I've found this book useful and thought-provoking -- for what it is: Clearly a labor of love by an expert in the Syriac language, and yet a work of only quite modest scholarship, with perhaps more of a spiritual appeal. Nonetheless, it should serve as a good source (1) of raw data on the language of, and interesting textual variations found in, the Syriac Peshitta version of Matthew's gospel; and (2) of general insights into the kinds of relations that can exist between a Near Eastern language and its unique modes of thought, as they apply to the reading of a biblical text.
HOWEVER, this volume also has a strong tendency to represent the language of its text (the Syriac of the Peshitta Matthew) simply as "Aramaic", and in particular as the language of Jesus; and not only so, but also as so nearly a direct source of "original" words and phrases, as used by Jesus (and/or by the gospel's author), that it can therefore reasonably be drawn upon to gain unique, reliable insights into what Jesus (or the author of Matthew) _actually_meant_ -- namely, insights which could not be gained from examining any Greek text, or translation based on a Greek text.
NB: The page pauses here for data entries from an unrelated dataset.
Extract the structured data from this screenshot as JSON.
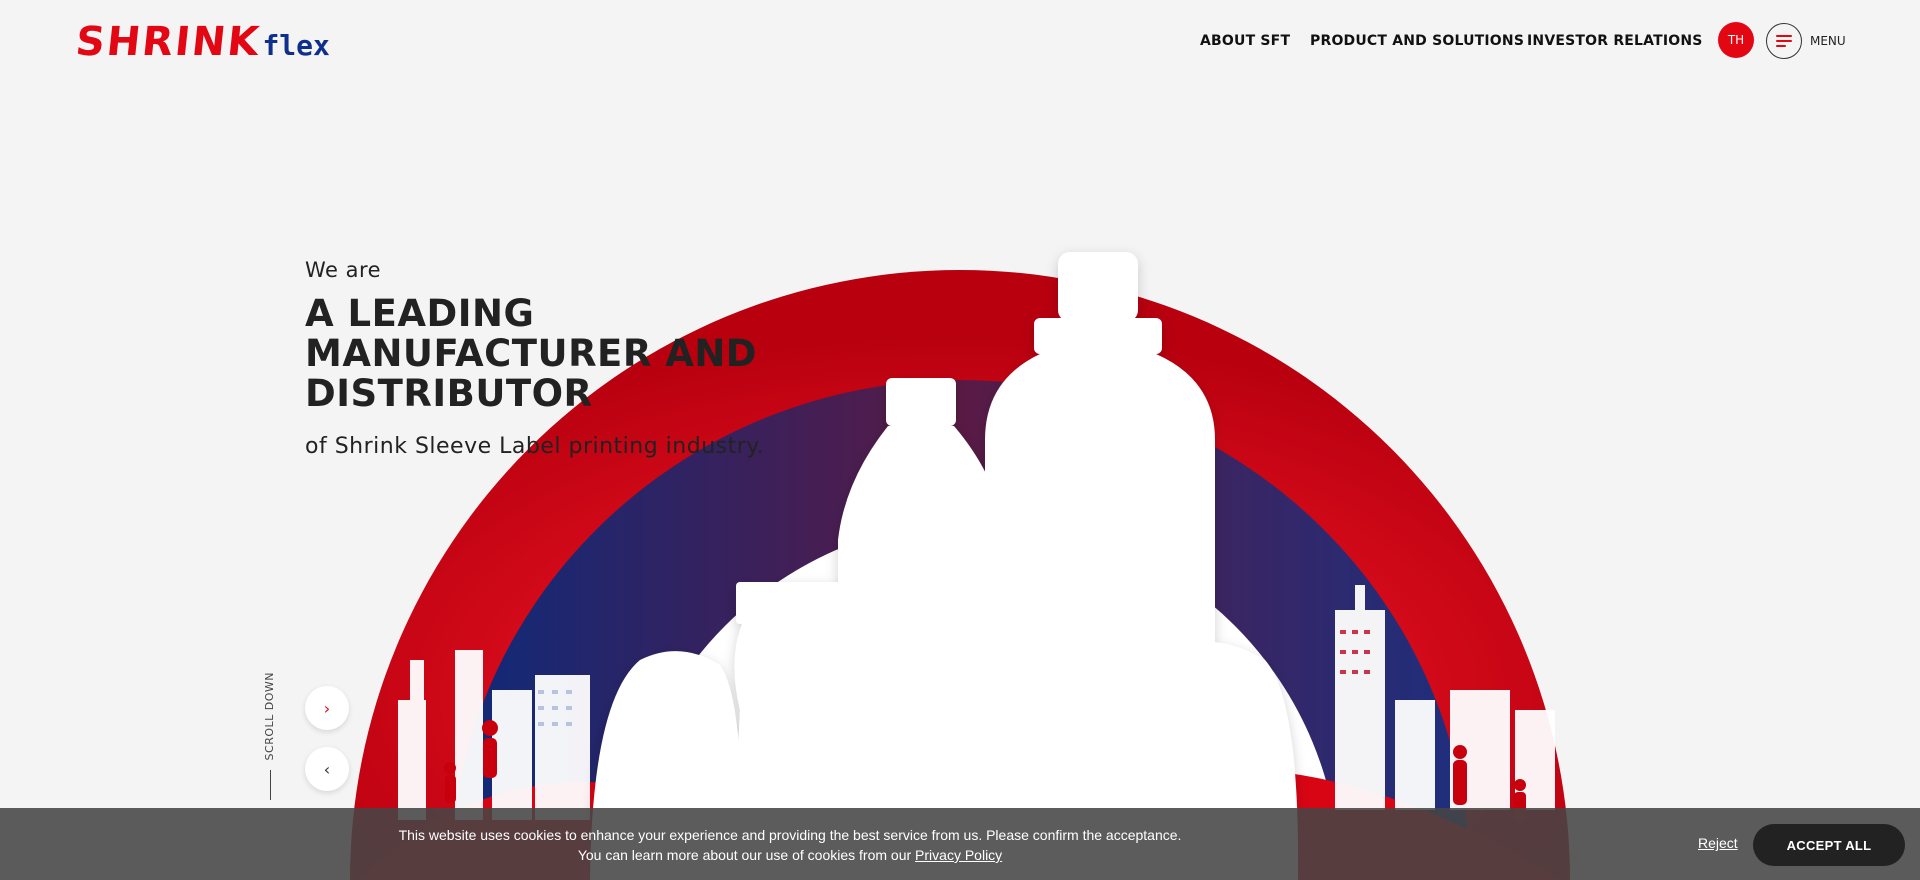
{
  "brand": {
    "logo_main": "SHRINK",
    "logo_sub": "flex"
  },
  "nav": {
    "items": [
      "ABOUT SFT",
      "PRODUCT AND SOLUTIONS",
      "INVESTOR RELATIONS"
    ],
    "lang": "TH",
    "menu_label": "MENU"
  },
  "hero": {
    "intro": "We are",
    "headline": [
      "A LEADING",
      "MANUFACTURER AND",
      "DISTRIBUTOR"
    ],
    "subline": "of Shrink Sleeve Label printing industry."
  },
  "controls": {
    "scroll_label": "SCROLL DOWN",
    "next_icon": "›",
    "prev_icon": "‹"
  },
  "cookie": {
    "line1": "This website uses cookies to enhance your experience and providing the best service from us. Please confirm the acceptance.",
    "line2_prefix": "You can learn more about our use of cookies from our ",
    "policy_link": "Privacy Policy",
    "reject_label": "Reject",
    "accept_label": "ACCEPT ALL"
  },
  "colors": {
    "brand_red": "#e30613",
    "brand_blue": "#0f2f8c",
    "dark": "#222222"
  }
}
There's a persistent and palpable sense given throughout, that the text should not really be viewed in the way one would normally view a translation. These notions are, to say the least, controversial ones in the scholarly world, and really ought to be presented as such up front.
Syriac is not your typical dialect of Aramaic (hence the practice in scholarly literature of calling it by this separate name). Not only does it use its own separate trio of scripts (one of which you'll have to learn to read this text, even if you already know either Hebrew, or even some other brand of Aramaic, such as the Biblical, Jewish Palestinian, or Christian Palestinian variety); but it also manifests some real idiosyncrasies in pronunciation, syntax, and vocabulary. For these reasons, it is contrary to widely-used scholarly convention to refer to this language simply as Aramaic (or for that matter even as Syrian Aramaic).
There may be cultural and religious sensibilities involved in this choice of presentation, which one would by no means wish to offend; still, the potential buyer should be aware that outside of a certain religious tradition, it is highly unusual to lump Syriac together with other dialects of Aramaic. It is possibly for similar reasons that the Syriac of the Peshitta Bible is looked upon here as the language of Jesus. Again, while as a cherished belief (and one that is not entirely outside the realm of possibility) it should be respected, on the other hand the reader has the right to know that few scholars would find this plausible. While perhaps the greatest number of scholars -- in a field where there is much debate -- do accept that some form of Aramaic was most probably the native language of Jesus, few of them would regard the language of Christians living not in Palestine, but in Syria, and at a considerably later time, as the likely choice. This alone should raise concern, should one find oneself inclined to look here for the much sought-after _ipsissima_verba_ (exact words) of Jesus. But in fact, the Peshitta text of Matthew -- which is not the earliest Syriac version we have -- is in widespread scholarly opinion most likely to have originated in a very complex synthesis of translations from multiple _Greek_ texts (of Matthew and the other canonical gospels). (We cannot know if there may also have been some independent Western Aramaic tradition drawn upon in producing the Syriac versions; but what is almost certain is that known Greek texts have served as their principal sources.)
Hence, the lessons which one can learn, from the explanations Dr. Errico painstakingly provides for selected Syriac expressions, are of a very general type: Narrowly viewed, they introduce us to the interpretive approach of Syrian Christians toward their own unique biblical text; or perhaps, viewed more broadly, they illustrate the sort of pitfalls one who is inexperienced in Near Eastern thought may encounter in approaching a narrative which was born in a Semitic world, and in some sense exported from it into ours.